Development guide


All source code related to a specific Model-of-Computation must be placed in a unique namespace.

The above rule enforces a separation of the source code related to different Models-of-Computation through a namespace. This makes it possible to safely re-use variable names when developing code for different Models-of-Computation. Moreover, it forces a designer to make the use of functions from a different Model-of-Computation explicit. This increases the readability of the source code.

The names of variables, and functions begin with a lowercase letter.
The names of abstract data types, classes, structures, types, and enumerated types begin with an uppercase letter.

The above rules enforce a clear separation between variables and data types. This increases the readability of the code.

In names that consist of more than one word, the words are written together and each word that follows the first begins with an uppercase letter.
Underscores may not be used in the names.
Do not use type names that differ only by the use of uppercase and lowercase letters.
Names should be self-descriptive yet as brief as possible. Cryptic abbreviated names are as hard to read as well as too long ones.
Names should be pronounceable. It is hard to discuss something that cannot be pronounced.
Names should not include abbreviations that are not generally accepted.
Avoid encodings in names. Encoded names require deciphering. Especially, avoid type-encoded variable names (Petzold-style Hungarian notation like lpcszName).
Be consistent.
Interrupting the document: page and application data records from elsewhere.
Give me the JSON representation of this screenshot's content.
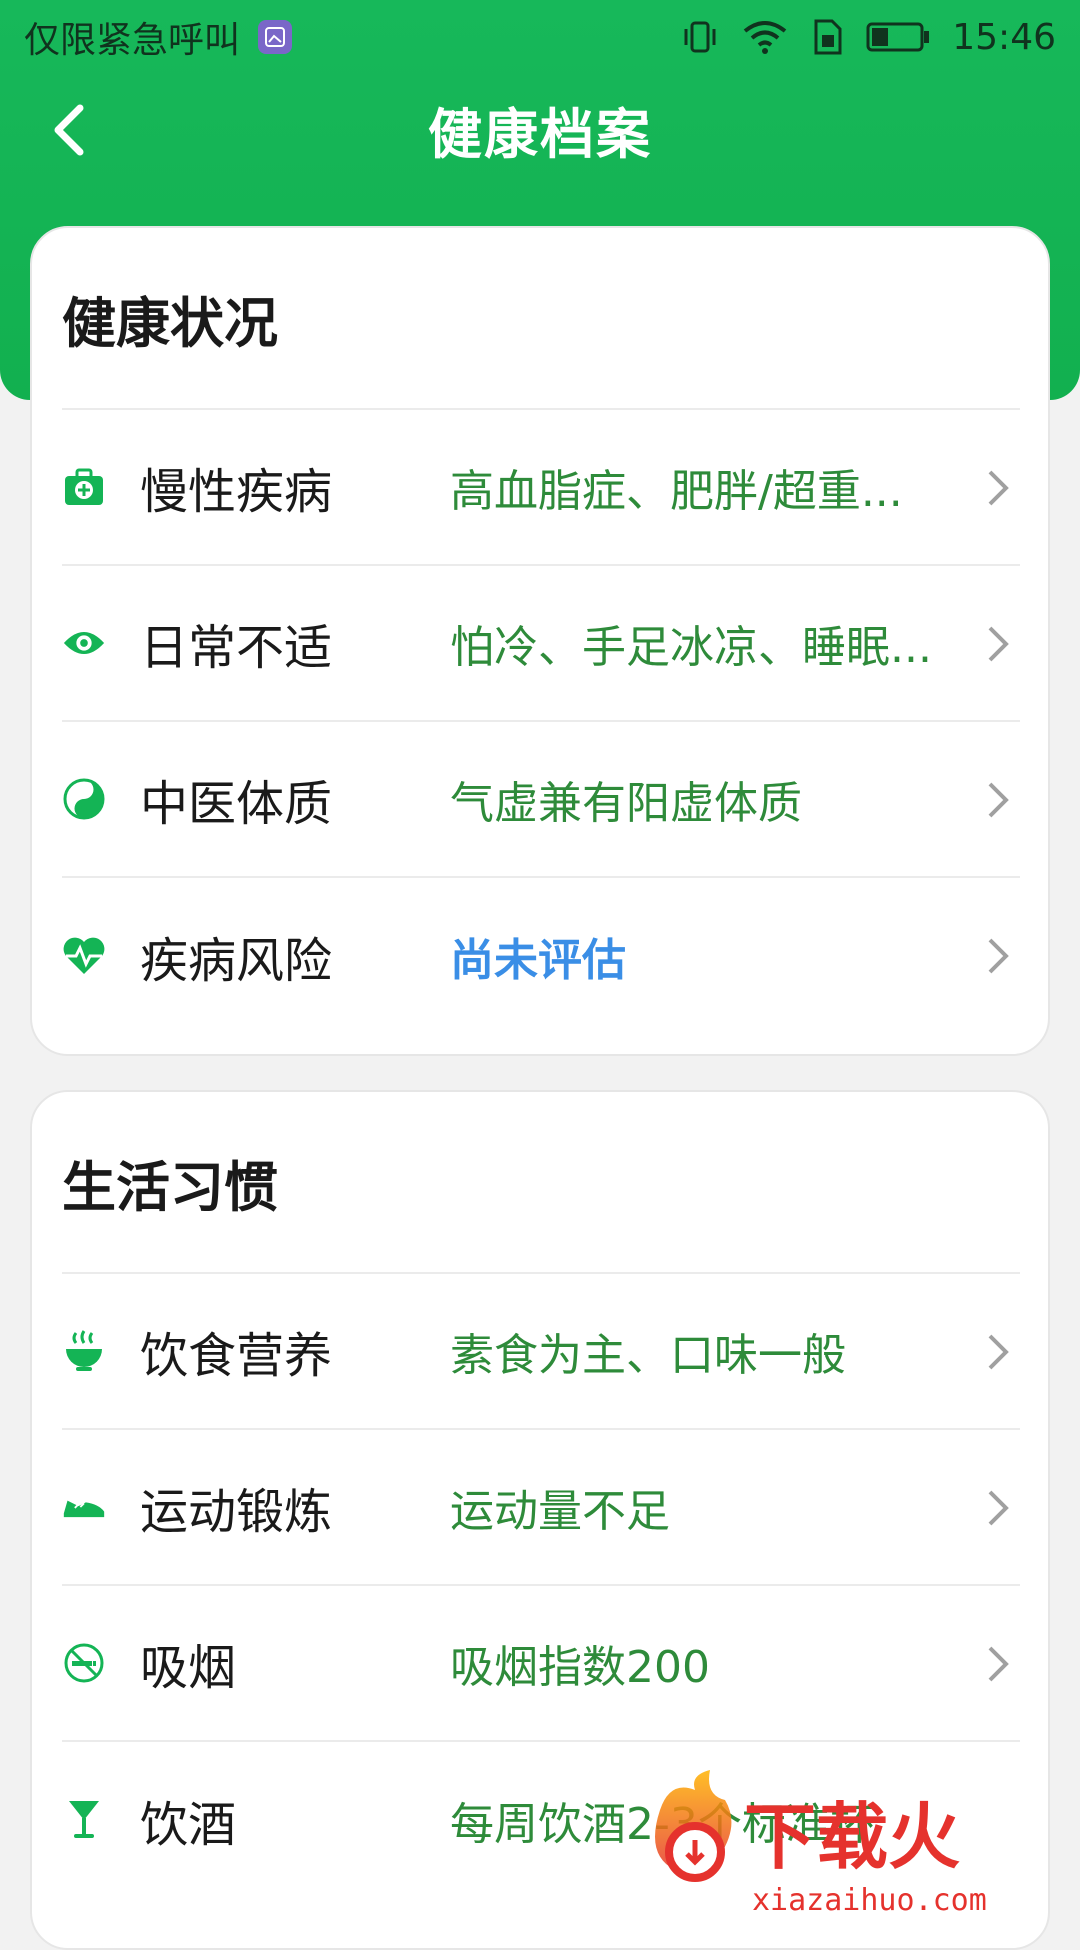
{
  "status": {
    "carrier": "仅限紧急呼叫",
    "time": "15:46"
  },
  "header": {
    "title": "健康档案"
  },
  "health": {
    "title": "健康状况",
    "rows": [
      {
        "label": "慢性疾病",
        "value": "高血脂症、肥胖/超重..."
      },
      {
        "label": "日常不适",
        "value": "怕冷、手足冰凉、睡眠..."
      },
      {
        "label": "中医体质",
        "value": "气虚兼有阳虚体质"
      },
      {
        "label": "疾病风险",
        "value": "尚未评估"
      }
    ]
  },
  "habits": {
    "title": "生活习惯",
    "rows": [
      {
        "label": "饮食营养",
        "value": "素食为主、口味一般"
      },
      {
        "label": "运动锻炼",
        "value": "运动量不足"
      },
      {
        "label": "吸烟",
        "value": "吸烟指数200"
      },
      {
        "label": "饮酒",
        "value": "每周饮酒2-3个标准杯"
      }
    ]
  },
  "watermark": {
    "brand": "下载火",
    "url": "xiazaihuo.com"
  },
  "colors": {
    "accent": "#14b455",
    "value_green": "#2e8b3a",
    "value_blue": "#3a8ee6"
  }
}
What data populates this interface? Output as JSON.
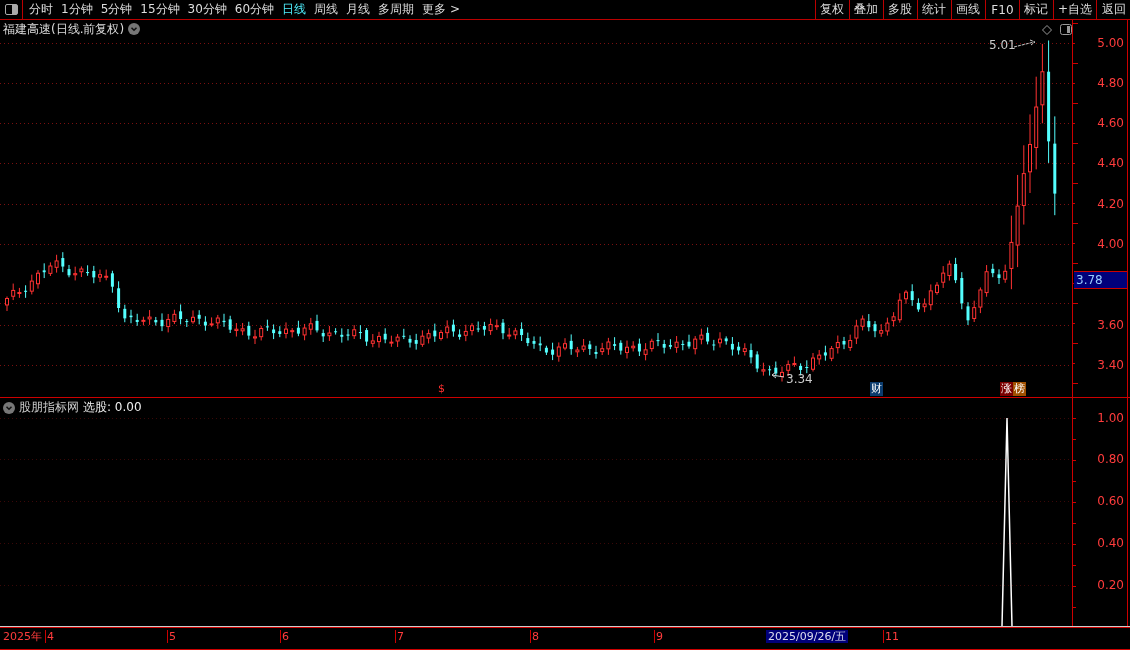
{
  "toolbar": {
    "periods": [
      {
        "label": "分时",
        "selected": false
      },
      {
        "label": "1分钟",
        "selected": false
      },
      {
        "label": "5分钟",
        "selected": false
      },
      {
        "label": "15分钟",
        "selected": false
      },
      {
        "label": "30分钟",
        "selected": false
      },
      {
        "label": "60分钟",
        "selected": false
      },
      {
        "label": "日线",
        "selected": true
      },
      {
        "label": "周线",
        "selected": false
      },
      {
        "label": "月线",
        "selected": false
      },
      {
        "label": "多周期",
        "selected": false
      },
      {
        "label": "更多 >",
        "selected": false
      }
    ],
    "actions": [
      "复权",
      "叠加",
      "多股",
      "统计",
      "画线",
      "F10",
      "标记",
      "+自选",
      "返回"
    ]
  },
  "main_chart": {
    "title": "福建高速(日线.前复权)",
    "y_ticks": [
      "5.00",
      "4.80",
      "4.60",
      "4.40",
      "4.20",
      "4.00",
      "3.60",
      "3.40"
    ],
    "current_price": "3.78",
    "high_label": "5.01",
    "low_label": "3.34",
    "event_markers": [
      {
        "kind": "dividend",
        "text": "$"
      },
      {
        "kind": "finance",
        "text": "财"
      },
      {
        "kind": "limit_up",
        "text": "涨"
      },
      {
        "kind": "ranking",
        "text": "榜"
      }
    ]
  },
  "indicator": {
    "name": "股朋指标网",
    "readout": "选股: 0.00",
    "y_ticks": [
      "1.00",
      "0.80",
      "0.60",
      "0.40",
      "0.20"
    ]
  },
  "date_axis": {
    "year": "2025年",
    "months": [
      "4",
      "5",
      "6",
      "7",
      "8",
      "9",
      "11"
    ],
    "cursor_date": "2025/09/26/五"
  }
}
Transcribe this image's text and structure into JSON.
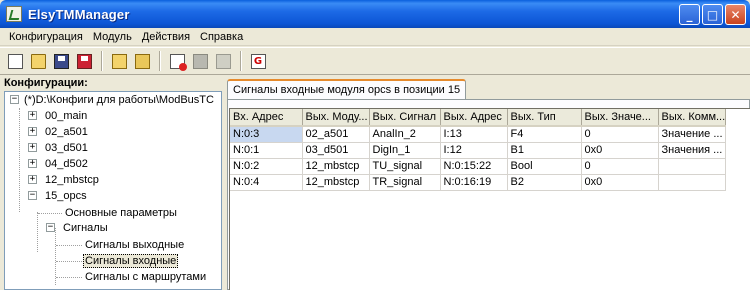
{
  "window": {
    "title": "ElsyTMManager"
  },
  "menu": [
    "Конфигурация",
    "Модуль",
    "Действия",
    "Справка"
  ],
  "toolbar": {
    "buttons": [
      {
        "icon": "new-file-icon"
      },
      {
        "icon": "open-file-icon"
      },
      {
        "icon": "save-icon"
      },
      {
        "icon": "save-as-icon"
      },
      {
        "icon": "folder-open-icon"
      },
      {
        "icon": "folders-icon"
      },
      {
        "icon": "add-module-icon"
      },
      {
        "icon": "delete-icon"
      },
      {
        "icon": "edit-icon"
      },
      {
        "icon": "generate-icon"
      }
    ]
  },
  "tree": {
    "header": "Конфигурации:",
    "root": "(*)D:\\Конфиги для работы\\ModBusTC",
    "nodes": [
      "00_main",
      "02_a501",
      "03_d501",
      "04_d502",
      "12_mbstcp",
      "15_opcs"
    ],
    "opcs_children": {
      "params": "Основные параметры",
      "signals": "Сигналы",
      "signals_out": "Сигналы выходные",
      "signals_in": "Сигналы входные",
      "signals_routes": "Сигналы с маршрутами"
    }
  },
  "tab": {
    "title": "Сигналы входные модуля opcs в позиции 15"
  },
  "table": {
    "columns": [
      "Вх. Адрес",
      "Вых. Моду...",
      "Вых. Сигнал",
      "Вых. Адрес",
      "Вых. Тип",
      "Вых. Значе...",
      "Вых. Комм..."
    ],
    "rows": [
      [
        "N:0:3",
        "02_a501",
        "AnalIn_2",
        "I:13",
        "F4",
        "0",
        "Значение ..."
      ],
      [
        "N:0:1",
        "03_d501",
        "DigIn_1",
        "I:12",
        "B1",
        "0x0",
        "Значения ..."
      ],
      [
        "N:0:2",
        "12_mbstcp",
        "TU_signal",
        "N:0:15:22",
        "Bool",
        "0",
        ""
      ],
      [
        "N:0:4",
        "12_mbstcp",
        "TR_signal",
        "N:0:16:19",
        "B2",
        "0x0",
        ""
      ]
    ]
  }
}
If something is a name it should be a name everywhere it is used (it should for example not be used as an id somewhere else).